Task instructions: Output the records below verbatim, minus the pictures.

(Data about app and page elements)
»»

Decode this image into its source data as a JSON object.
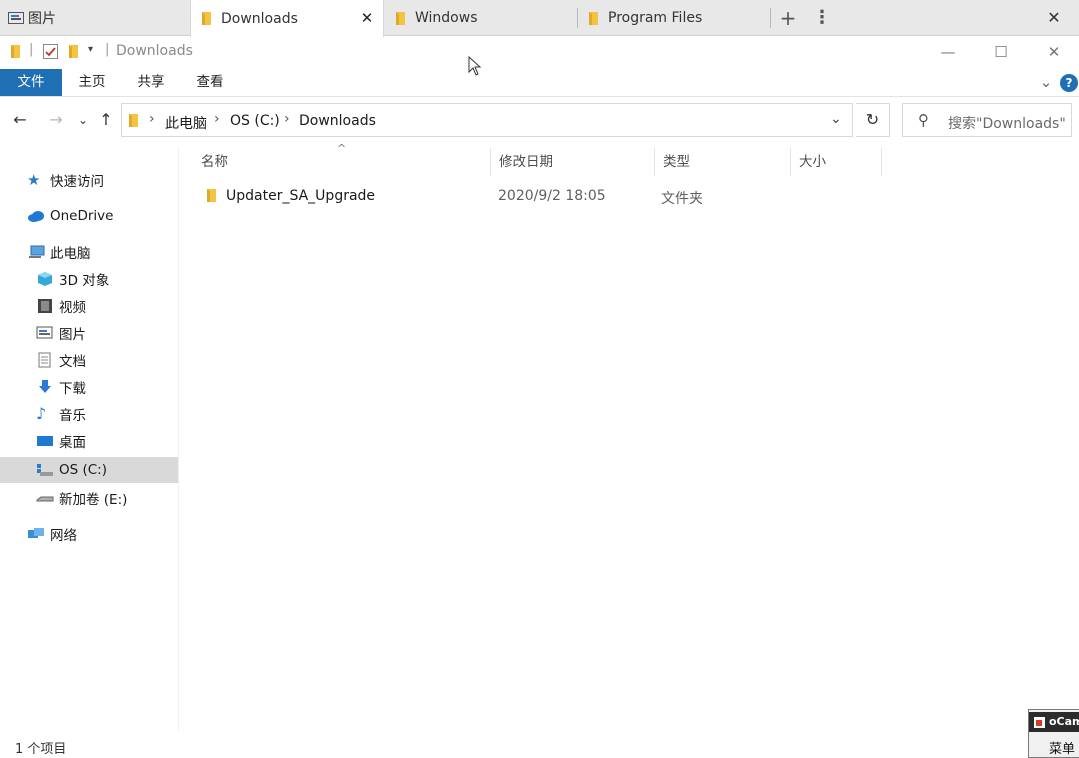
{
  "tabs": [
    {
      "label": "图片",
      "icon": "picture-icon",
      "active": false
    },
    {
      "label": "Downloads",
      "icon": "folder-icon",
      "active": true
    },
    {
      "label": "Windows",
      "icon": "folder-icon",
      "active": false
    },
    {
      "label": "Program Files",
      "icon": "folder-icon",
      "active": false
    }
  ],
  "tab_controls": {
    "close_tab": "✕",
    "new_tab": "+",
    "more": "⋮",
    "close_window": "✕"
  },
  "titlebar": {
    "title": "Downloads",
    "quick_access_divider": "|",
    "quick_access_more": "▾"
  },
  "window_buttons": {
    "minimize": "—",
    "maximize": "☐",
    "close": "✕"
  },
  "ribbon": {
    "tabs": [
      {
        "label": "文件"
      },
      {
        "label": "主页"
      },
      {
        "label": "共享"
      },
      {
        "label": "查看"
      }
    ],
    "expand": "⌄",
    "help": "?"
  },
  "navigation": {
    "back": "←",
    "forward": "→",
    "recent": "⌄",
    "up": "↑",
    "breadcrumb": [
      "此电脑",
      "OS (C:)",
      "Downloads"
    ],
    "breadcrumb_sep": "›",
    "dropdown": "⌄",
    "refresh": "↻",
    "search_placeholder": "搜索\"Downloads\"",
    "search_icon": "⚲"
  },
  "nav_pane": {
    "quick_access": "快速访问",
    "onedrive": "OneDrive",
    "this_pc": "此电脑",
    "items": [
      {
        "label": "3D 对象",
        "icon": "3d-objects-icon"
      },
      {
        "label": "视频",
        "icon": "video-icon"
      },
      {
        "label": "图片",
        "icon": "picture-icon"
      },
      {
        "label": "文档",
        "icon": "document-icon"
      },
      {
        "label": "下载",
        "icon": "download-icon"
      },
      {
        "label": "音乐",
        "icon": "music-icon"
      },
      {
        "label": "桌面",
        "icon": "desktop-icon"
      },
      {
        "label": "OS (C:)",
        "icon": "drive-icon",
        "selected": true
      },
      {
        "label": "新加卷 (E:)",
        "icon": "drive-icon"
      }
    ],
    "network": "网络"
  },
  "file_list": {
    "sort_indicator": "^",
    "columns": [
      "名称",
      "修改日期",
      "类型",
      "大小"
    ],
    "rows": [
      {
        "name": "Updater_SA_Upgrade",
        "modified": "2020/9/2 18:05",
        "type": "文件夹",
        "size": ""
      }
    ]
  },
  "statusbar": {
    "count": "1 个项目"
  },
  "ocam": {
    "title": "oCam",
    "menu": "菜单"
  },
  "colors": {
    "accent": "#1f6fb5",
    "folder": "#f5c342",
    "selected": "#d9d9d9"
  }
}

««

Solved problem:
Decode this image into its source data as a JSON object.
{
  "tabs": [
    {
      "label": "图片",
      "icon": "picture-icon",
      "active": false
    },
    {
      "label": "Downloads",
      "icon": "folder-icon",
      "active": true
    },
    {
      "label": "Windows",
      "icon": "folder-icon",
      "active": false
    },
    {
      "label": "Program Files",
      "icon": "folder-icon",
      "active": false
    }
  ],
  "tab_controls": {
    "close_tab": "✕",
    "new_tab": "+",
    "more": "⋮",
    "close_window": "✕"
  },
  "titlebar": {
    "title": "Downloads",
    "quick_access_divider": "|",
    "quick_access_more": "▾"
  },
  "window_buttons": {
    "minimize": "—",
    "maximize": "☐",
    "close": "✕"
  },
  "ribbon": {
    "tabs": [
      {
        "label": "文件"
      },
      {
        "label": "主页"
      },
      {
        "label": "共享"
      },
      {
        "label": "查看"
      }
    ],
    "expand": "⌄",
    "help": "?"
  },
  "navigation": {
    "back": "←",
    "forward": "→",
    "recent": "⌄",
    "up": "↑",
    "breadcrumb": [
      "此电脑",
      "OS (C:)",
      "Downloads"
    ],
    "breadcrumb_sep": "›",
    "dropdown": "⌄",
    "refresh": "↻",
    "search_placeholder": "搜索\"Downloads\"",
    "search_icon": "⚲"
  },
  "nav_pane": {
    "quick_access": "快速访问",
    "onedrive": "OneDrive",
    "this_pc": "此电脑",
    "items": [
      {
        "label": "3D 对象",
        "icon": "3d-objects-icon"
      },
      {
        "label": "视频",
        "icon": "video-icon"
      },
      {
        "label": "图片",
        "icon": "picture-icon"
      },
      {
        "label": "文档",
        "icon": "document-icon"
      },
      {
        "label": "下载",
        "icon": "download-icon"
      },
      {
        "label": "音乐",
        "icon": "music-icon"
      },
      {
        "label": "桌面",
        "icon": "desktop-icon"
      },
      {
        "label": "OS (C:)",
        "icon": "drive-icon",
        "selected": true
      },
      {
        "label": "新加卷 (E:)",
        "icon": "drive-icon"
      }
    ],
    "network": "网络"
  },
  "file_list": {
    "sort_indicator": "^",
    "columns": [
      "名称",
      "修改日期",
      "类型",
      "大小"
    ],
    "rows": [
      {
        "name": "Updater_SA_Upgrade",
        "modified": "2020/9/2 18:05",
        "type": "文件夹",
        "size": ""
      }
    ]
  },
  "statusbar": {
    "count": "1 个项目"
  },
  "ocam": {
    "title": "oCam",
    "menu": "菜单"
  },
  "colors": {
    "accent": "#1f6fb5",
    "folder": "#f5c342",
    "selected": "#d9d9d9"
  }
}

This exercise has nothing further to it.